* [What to produce]
The exercise calls for every entry that follows to be repeated exactly.

(Data about app and page elements)

------------------------------------------------------------------------

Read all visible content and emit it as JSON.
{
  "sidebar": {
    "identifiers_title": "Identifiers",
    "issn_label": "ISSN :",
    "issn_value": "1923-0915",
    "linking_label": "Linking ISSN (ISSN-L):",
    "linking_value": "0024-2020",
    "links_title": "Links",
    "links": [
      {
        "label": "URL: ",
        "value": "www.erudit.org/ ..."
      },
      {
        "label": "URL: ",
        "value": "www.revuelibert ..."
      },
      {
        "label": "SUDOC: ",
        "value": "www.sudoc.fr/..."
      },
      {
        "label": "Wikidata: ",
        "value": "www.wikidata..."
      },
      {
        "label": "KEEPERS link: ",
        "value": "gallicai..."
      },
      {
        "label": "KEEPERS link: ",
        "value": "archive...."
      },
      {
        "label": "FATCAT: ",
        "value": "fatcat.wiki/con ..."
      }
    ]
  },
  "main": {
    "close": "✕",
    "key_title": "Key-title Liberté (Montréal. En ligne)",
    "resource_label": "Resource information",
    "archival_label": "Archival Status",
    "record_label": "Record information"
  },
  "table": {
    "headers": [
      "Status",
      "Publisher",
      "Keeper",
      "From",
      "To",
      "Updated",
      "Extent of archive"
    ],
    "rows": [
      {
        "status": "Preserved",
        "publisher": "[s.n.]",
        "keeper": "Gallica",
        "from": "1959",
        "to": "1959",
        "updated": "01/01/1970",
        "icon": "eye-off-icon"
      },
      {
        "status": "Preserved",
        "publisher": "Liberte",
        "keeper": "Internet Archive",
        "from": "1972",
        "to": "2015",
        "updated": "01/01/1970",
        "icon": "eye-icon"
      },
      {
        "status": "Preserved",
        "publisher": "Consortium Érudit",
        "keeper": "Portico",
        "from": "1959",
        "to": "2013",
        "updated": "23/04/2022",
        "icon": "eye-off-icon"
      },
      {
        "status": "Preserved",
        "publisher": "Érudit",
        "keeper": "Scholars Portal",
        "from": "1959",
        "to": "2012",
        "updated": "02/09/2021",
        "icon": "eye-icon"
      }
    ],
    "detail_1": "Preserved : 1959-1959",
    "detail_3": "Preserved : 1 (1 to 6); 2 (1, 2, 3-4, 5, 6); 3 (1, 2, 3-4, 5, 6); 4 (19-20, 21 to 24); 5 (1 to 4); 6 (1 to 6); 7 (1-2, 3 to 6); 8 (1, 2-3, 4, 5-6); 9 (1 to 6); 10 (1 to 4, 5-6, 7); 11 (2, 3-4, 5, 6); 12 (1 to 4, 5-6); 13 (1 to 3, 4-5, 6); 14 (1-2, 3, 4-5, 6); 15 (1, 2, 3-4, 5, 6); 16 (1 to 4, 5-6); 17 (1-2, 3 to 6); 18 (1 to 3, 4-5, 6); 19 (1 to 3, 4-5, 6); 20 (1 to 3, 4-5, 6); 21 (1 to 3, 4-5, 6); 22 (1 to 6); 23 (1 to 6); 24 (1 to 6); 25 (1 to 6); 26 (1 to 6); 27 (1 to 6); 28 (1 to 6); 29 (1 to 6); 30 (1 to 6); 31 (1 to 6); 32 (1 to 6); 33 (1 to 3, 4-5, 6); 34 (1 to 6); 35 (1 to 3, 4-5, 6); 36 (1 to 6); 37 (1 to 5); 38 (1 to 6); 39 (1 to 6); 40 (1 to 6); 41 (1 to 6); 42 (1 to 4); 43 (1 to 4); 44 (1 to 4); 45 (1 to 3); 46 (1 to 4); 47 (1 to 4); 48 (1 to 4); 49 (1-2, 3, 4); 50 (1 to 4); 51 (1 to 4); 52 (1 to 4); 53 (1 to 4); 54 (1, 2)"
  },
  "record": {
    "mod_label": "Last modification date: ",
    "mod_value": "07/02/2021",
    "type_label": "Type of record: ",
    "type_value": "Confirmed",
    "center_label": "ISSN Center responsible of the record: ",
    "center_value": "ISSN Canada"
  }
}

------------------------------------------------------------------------

* [Response to this task]
Read all visible content and emit it as JSON.
{
  "sidebar": {
    "identifiers_title": "Identifiers",
    "issn_label": "ISSN :",
    "issn_value": "1923-0915",
    "linking_label": "Linking ISSN (ISSN-L):",
    "linking_value": "0024-2020",
    "links_title": "Links",
    "links": [
      {
        "label": "URL: ",
        "value": "www.erudit.org/ ..."
      },
      {
        "label": "URL: ",
        "value": "www.revuelibert ..."
      },
      {
        "label": "SUDOC: ",
        "value": "www.sudoc.fr/..."
      },
      {
        "label": "Wikidata: ",
        "value": "www.wikidata..."
      },
      {
        "label": "KEEPERS link: ",
        "value": "gallicai..."
      },
      {
        "label": "KEEPERS link: ",
        "value": "archive...."
      },
      {
        "label": "FATCAT: ",
        "value": "fatcat.wiki/con ..."
      }
    ]
  },
  "main": {
    "close": "✕",
    "key_title": "Key-title Liberté (Montréal. En ligne)",
    "resource_label": "Resource information",
    "archival_label": "Archival Status",
    "record_label": "Record information"
  },
  "table": {
    "headers": [
      "Status",
      "Publisher",
      "Keeper",
      "From",
      "To",
      "Updated",
      "Extent of archive"
    ],
    "rows": [
      {
        "status": "Preserved",
        "publisher": "[s.n.]",
        "keeper": "Gallica",
        "from": "1959",
        "to": "1959",
        "updated": "01/01/1970",
        "icon": "eye-off-icon"
      },
      {
        "status": "Preserved",
        "publisher": "Liberte",
        "keeper": "Internet Archive",
        "from": "1972",
        "to": "2015",
        "updated": "01/01/1970",
        "icon": "eye-icon"
      },
      {
        "status": "Preserved",
        "publisher": "Consortium Érudit",
        "keeper": "Portico",
        "from": "1959",
        "to": "2013",
        "updated": "23/04/2022",
        "icon": "eye-off-icon"
      },
      {
        "status": "Preserved",
        "publisher": "Érudit",
        "keeper": "Scholars Portal",
        "from": "1959",
        "to": "2012",
        "updated": "02/09/2021",
        "icon": "eye-icon"
      }
    ],
    "detail_1": "Preserved : 1959-1959",
    "detail_3": "Preserved : 1 (1 to 6); 2 (1, 2, 3-4, 5, 6); 3 (1, 2, 3-4, 5, 6); 4 (19-20, 21 to 24); 5 (1 to 4); 6 (1 to 6); 7 (1-2, 3 to 6); 8 (1, 2-3, 4, 5-6); 9 (1 to 6); 10 (1 to 4, 5-6, 7); 11 (2, 3-4, 5, 6); 12 (1 to 4, 5-6); 13 (1 to 3, 4-5, 6); 14 (1-2, 3, 4-5, 6); 15 (1, 2, 3-4, 5, 6); 16 (1 to 4, 5-6); 17 (1-2, 3 to 6); 18 (1 to 3, 4-5, 6); 19 (1 to 3, 4-5, 6); 20 (1 to 3, 4-5, 6); 21 (1 to 3, 4-5, 6); 22 (1 to 6); 23 (1 to 6); 24 (1 to 6); 25 (1 to 6); 26 (1 to 6); 27 (1 to 6); 28 (1 to 6); 29 (1 to 6); 30 (1 to 6); 31 (1 to 6); 32 (1 to 6); 33 (1 to 3, 4-5, 6); 34 (1 to 6); 35 (1 to 3, 4-5, 6); 36 (1 to 6); 37 (1 to 5); 38 (1 to 6); 39 (1 to 6); 40 (1 to 6); 41 (1 to 6); 42 (1 to 4); 43 (1 to 4); 44 (1 to 4); 45 (1 to 3); 46 (1 to 4); 47 (1 to 4); 48 (1 to 4); 49 (1-2, 3, 4); 50 (1 to 4); 51 (1 to 4); 52 (1 to 4); 53 (1 to 4); 54 (1, 2)"
  },
  "record": {
    "mod_label": "Last modification date: ",
    "mod_value": "07/02/2021",
    "type_label": "Type of record: ",
    "type_value": "Confirmed",
    "center_label": "ISSN Center responsible of the record: ",
    "center_value": "ISSN Canada"
  }
}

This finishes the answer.